Today, HRC blasted House Republicans on the Appropriations Committee for adopting a discriminatory, anti-LGBTQ amendment to a funding bill for the Departments of Labor, Health and Human Services, and Education. If it remains in the final bill, the amendment would grant a “license to discriminate” in the provision of child welfare services, allowing child welfare placing agencies that receive federal government funding to turn away qualified prospective parents based on the agency’s religious beliefs. The vote in the committee was 29-23, along party lines, with Rep. Scott Taylor (R-VA) the lone Republican to vote against the amendment.
This amendment, introduced by Rep. Robert Aderholt (R-AL), would have a sweeping, harmful impact in child welfare services by enabling discrimination against LGBTQ people, same-sex couples, interfaith couples, single parents, married couples in which one prospective parent has previously been divorced, or other qualified parents to whom an agency has an objection. The biggest barrier to placing children with families is a lack of qualified prospective parents; having the government give contractors and subcontractors a license to discriminate, thereby limiting the pool of prospective parents for no legitimate reason, is unconscionable and an unacceptable use of taxpayer dollars.

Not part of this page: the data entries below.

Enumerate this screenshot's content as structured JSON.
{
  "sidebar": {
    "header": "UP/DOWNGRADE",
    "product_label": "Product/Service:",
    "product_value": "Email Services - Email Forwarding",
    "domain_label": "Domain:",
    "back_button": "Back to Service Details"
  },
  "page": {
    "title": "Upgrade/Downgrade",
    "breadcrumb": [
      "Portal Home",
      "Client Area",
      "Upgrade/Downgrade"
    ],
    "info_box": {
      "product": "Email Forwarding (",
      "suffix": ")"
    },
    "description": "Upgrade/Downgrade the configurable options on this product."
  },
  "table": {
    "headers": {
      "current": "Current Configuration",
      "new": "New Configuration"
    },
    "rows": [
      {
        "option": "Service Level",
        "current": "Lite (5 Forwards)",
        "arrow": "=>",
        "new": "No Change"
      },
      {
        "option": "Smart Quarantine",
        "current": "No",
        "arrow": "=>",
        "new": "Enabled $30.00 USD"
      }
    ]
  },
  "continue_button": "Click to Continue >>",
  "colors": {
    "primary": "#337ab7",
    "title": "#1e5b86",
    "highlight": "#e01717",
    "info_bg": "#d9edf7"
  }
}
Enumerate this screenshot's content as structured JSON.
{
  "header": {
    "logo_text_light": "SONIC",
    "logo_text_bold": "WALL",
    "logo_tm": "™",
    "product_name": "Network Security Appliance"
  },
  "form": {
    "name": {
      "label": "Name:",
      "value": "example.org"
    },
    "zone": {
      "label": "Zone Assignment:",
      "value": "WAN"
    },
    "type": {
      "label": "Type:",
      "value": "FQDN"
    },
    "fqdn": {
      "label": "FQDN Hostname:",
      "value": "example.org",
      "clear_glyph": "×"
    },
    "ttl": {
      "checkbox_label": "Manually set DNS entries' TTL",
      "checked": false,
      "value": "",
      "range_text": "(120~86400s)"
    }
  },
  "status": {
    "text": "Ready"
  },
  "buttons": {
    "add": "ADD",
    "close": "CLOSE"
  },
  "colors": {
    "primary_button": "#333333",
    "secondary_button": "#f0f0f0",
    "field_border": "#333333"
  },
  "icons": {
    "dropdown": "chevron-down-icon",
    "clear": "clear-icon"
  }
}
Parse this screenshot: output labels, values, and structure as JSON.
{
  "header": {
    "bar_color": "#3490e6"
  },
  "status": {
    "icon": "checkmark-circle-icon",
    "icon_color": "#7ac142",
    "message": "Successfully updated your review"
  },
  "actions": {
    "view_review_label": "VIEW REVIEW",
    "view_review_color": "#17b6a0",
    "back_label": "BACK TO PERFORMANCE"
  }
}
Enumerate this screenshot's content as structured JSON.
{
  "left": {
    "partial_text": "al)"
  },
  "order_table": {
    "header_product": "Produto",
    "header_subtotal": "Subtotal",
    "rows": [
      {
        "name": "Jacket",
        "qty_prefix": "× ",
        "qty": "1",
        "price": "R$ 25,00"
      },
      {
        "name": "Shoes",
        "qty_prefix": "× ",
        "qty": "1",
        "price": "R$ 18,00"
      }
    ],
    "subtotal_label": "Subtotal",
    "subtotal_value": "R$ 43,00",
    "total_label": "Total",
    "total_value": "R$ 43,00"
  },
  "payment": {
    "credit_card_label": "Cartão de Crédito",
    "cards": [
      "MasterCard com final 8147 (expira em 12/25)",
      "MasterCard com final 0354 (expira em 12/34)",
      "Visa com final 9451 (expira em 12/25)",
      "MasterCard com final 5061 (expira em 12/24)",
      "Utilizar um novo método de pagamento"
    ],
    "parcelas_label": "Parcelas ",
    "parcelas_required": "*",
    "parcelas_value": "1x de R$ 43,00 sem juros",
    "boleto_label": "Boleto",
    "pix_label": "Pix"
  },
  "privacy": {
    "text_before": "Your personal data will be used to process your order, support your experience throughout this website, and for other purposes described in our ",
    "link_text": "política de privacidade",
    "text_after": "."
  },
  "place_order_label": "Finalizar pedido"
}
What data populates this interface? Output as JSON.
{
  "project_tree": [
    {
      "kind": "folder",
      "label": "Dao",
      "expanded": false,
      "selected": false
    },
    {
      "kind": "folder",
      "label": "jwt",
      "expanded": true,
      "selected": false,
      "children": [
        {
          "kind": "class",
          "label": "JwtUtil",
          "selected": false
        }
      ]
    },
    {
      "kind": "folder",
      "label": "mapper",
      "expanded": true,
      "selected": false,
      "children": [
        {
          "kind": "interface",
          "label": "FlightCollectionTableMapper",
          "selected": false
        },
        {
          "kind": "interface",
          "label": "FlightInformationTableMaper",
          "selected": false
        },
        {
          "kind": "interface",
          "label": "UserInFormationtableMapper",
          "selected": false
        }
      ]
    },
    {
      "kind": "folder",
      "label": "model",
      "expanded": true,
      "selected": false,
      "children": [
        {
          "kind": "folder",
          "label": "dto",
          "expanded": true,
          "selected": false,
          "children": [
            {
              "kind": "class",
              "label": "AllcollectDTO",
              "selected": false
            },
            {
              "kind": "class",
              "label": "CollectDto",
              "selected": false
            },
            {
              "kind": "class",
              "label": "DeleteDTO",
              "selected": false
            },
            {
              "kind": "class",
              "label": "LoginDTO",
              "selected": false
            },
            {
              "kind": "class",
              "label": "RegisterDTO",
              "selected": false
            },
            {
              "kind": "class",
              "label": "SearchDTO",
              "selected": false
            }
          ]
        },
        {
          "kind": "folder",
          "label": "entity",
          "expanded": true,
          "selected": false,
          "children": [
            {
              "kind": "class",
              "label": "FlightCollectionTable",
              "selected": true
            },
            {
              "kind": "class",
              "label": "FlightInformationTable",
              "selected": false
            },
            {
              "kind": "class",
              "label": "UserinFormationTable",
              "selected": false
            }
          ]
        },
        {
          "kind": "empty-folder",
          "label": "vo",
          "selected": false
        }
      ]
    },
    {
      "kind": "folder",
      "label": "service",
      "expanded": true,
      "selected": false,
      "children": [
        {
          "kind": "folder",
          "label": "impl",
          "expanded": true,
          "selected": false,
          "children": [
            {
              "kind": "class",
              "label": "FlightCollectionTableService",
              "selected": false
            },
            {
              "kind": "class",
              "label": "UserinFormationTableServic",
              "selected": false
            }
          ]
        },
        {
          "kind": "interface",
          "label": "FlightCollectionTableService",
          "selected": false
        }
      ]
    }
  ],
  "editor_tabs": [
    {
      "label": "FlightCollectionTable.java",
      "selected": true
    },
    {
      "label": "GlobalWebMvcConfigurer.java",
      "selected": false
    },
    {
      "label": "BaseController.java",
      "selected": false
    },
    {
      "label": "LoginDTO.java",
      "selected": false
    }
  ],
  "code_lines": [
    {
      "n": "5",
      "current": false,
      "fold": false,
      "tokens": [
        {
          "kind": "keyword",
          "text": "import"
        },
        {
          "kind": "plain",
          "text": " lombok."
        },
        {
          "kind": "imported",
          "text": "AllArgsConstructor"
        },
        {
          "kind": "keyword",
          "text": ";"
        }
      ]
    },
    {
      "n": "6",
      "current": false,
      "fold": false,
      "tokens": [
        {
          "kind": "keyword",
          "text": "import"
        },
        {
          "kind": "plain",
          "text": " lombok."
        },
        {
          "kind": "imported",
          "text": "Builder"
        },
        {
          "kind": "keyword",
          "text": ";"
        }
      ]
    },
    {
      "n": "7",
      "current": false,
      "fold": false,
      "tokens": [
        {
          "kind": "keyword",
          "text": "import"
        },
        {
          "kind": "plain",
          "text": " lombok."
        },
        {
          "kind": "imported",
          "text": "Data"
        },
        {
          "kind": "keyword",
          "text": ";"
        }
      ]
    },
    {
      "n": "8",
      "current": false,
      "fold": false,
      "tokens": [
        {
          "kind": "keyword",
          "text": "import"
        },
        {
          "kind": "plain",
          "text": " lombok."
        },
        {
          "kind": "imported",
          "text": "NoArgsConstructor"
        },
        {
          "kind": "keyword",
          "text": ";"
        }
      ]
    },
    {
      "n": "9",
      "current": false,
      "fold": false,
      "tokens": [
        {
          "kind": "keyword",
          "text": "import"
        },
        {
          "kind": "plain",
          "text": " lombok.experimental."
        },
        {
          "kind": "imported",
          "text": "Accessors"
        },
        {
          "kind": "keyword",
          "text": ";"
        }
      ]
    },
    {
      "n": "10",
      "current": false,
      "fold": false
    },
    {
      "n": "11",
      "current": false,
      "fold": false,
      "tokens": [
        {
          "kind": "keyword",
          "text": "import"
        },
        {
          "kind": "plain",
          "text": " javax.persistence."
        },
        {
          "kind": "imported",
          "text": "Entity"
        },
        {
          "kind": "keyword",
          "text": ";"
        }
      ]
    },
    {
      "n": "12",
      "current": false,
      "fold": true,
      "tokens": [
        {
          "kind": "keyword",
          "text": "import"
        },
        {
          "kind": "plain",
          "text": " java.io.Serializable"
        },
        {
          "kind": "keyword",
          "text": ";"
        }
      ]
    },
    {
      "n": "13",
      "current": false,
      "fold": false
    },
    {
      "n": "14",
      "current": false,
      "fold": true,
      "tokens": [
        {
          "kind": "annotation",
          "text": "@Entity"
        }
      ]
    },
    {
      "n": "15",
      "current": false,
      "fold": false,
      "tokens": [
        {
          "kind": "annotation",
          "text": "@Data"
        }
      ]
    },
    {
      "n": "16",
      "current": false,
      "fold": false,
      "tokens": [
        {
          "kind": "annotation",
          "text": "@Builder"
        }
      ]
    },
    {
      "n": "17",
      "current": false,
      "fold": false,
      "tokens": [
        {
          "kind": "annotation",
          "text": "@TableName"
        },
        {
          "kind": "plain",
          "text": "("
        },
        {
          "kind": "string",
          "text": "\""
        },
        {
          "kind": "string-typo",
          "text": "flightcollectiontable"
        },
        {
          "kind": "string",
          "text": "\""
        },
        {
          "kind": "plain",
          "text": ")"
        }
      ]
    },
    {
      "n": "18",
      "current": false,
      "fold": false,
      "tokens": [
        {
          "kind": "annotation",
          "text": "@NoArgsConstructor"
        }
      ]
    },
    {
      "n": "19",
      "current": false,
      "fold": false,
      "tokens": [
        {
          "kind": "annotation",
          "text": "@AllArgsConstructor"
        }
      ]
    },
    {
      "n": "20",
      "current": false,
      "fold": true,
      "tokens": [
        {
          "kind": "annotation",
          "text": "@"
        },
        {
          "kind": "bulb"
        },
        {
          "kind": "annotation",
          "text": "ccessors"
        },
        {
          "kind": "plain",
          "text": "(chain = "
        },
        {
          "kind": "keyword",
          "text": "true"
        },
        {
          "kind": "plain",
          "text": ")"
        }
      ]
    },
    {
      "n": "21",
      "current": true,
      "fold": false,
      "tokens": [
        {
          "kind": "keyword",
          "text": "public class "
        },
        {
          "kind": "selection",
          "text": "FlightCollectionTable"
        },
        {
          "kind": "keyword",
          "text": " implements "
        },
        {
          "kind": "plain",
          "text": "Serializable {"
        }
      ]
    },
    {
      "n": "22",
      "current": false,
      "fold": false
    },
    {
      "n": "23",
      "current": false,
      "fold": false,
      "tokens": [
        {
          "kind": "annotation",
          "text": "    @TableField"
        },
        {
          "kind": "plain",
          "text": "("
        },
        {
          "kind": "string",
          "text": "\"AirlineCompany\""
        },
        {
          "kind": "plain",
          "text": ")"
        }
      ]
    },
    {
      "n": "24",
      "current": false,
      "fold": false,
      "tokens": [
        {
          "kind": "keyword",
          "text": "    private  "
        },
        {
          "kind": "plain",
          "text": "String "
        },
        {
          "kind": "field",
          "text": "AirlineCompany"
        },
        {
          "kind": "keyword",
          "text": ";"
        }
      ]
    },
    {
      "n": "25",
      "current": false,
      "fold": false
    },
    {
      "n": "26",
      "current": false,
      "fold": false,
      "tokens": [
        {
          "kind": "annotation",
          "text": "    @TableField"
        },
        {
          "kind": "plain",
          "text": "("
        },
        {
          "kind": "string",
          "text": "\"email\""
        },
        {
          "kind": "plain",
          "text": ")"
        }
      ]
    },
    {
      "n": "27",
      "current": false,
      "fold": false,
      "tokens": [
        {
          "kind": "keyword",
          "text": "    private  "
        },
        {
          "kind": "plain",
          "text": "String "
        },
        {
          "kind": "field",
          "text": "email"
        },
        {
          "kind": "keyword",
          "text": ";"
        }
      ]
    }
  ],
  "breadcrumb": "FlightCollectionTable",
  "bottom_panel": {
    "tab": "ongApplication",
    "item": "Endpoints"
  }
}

“Any Member of Congress who supports this amendment is clearly stating that it is more important to them to discriminate than it is to find loving homes for children in need,” said David Stacy, director of government affairs at the Human Rights Campaign. “Congress should be focusing on ways to help children in the child welfare system find homes rather than creating needless obstacles for prospective parents, effectively shrinking the pool of qualified folks who want to provide children with a loving home. HRC urges Congress to reject this discriminatory amendment in the final appropriations bill.”
HRC recently released a report, titled Disregarding the Best Interest of the Child: License to Discriminate In Child Welfare Services, detailing the harms of efforts to write anti-LGBTQ discrimination by child welfare agencies into law. Statistics suggest that an estimated two million LGBTQ adults in the U.S. are interested in adoption, but the LGBTQ community often remains an untapped resource when it comes to finding families for children and youth in foster care.
Research consistently shows that LGBTQ youth are overrepresented in the foster care system, as many have been rejected by their families of origin because of their LGBTQ status, and are especially vulnerable to discrimination and mistreatment while in foster care. This type of amendment will only exacerbate these challenges faced by LGBTQ young people.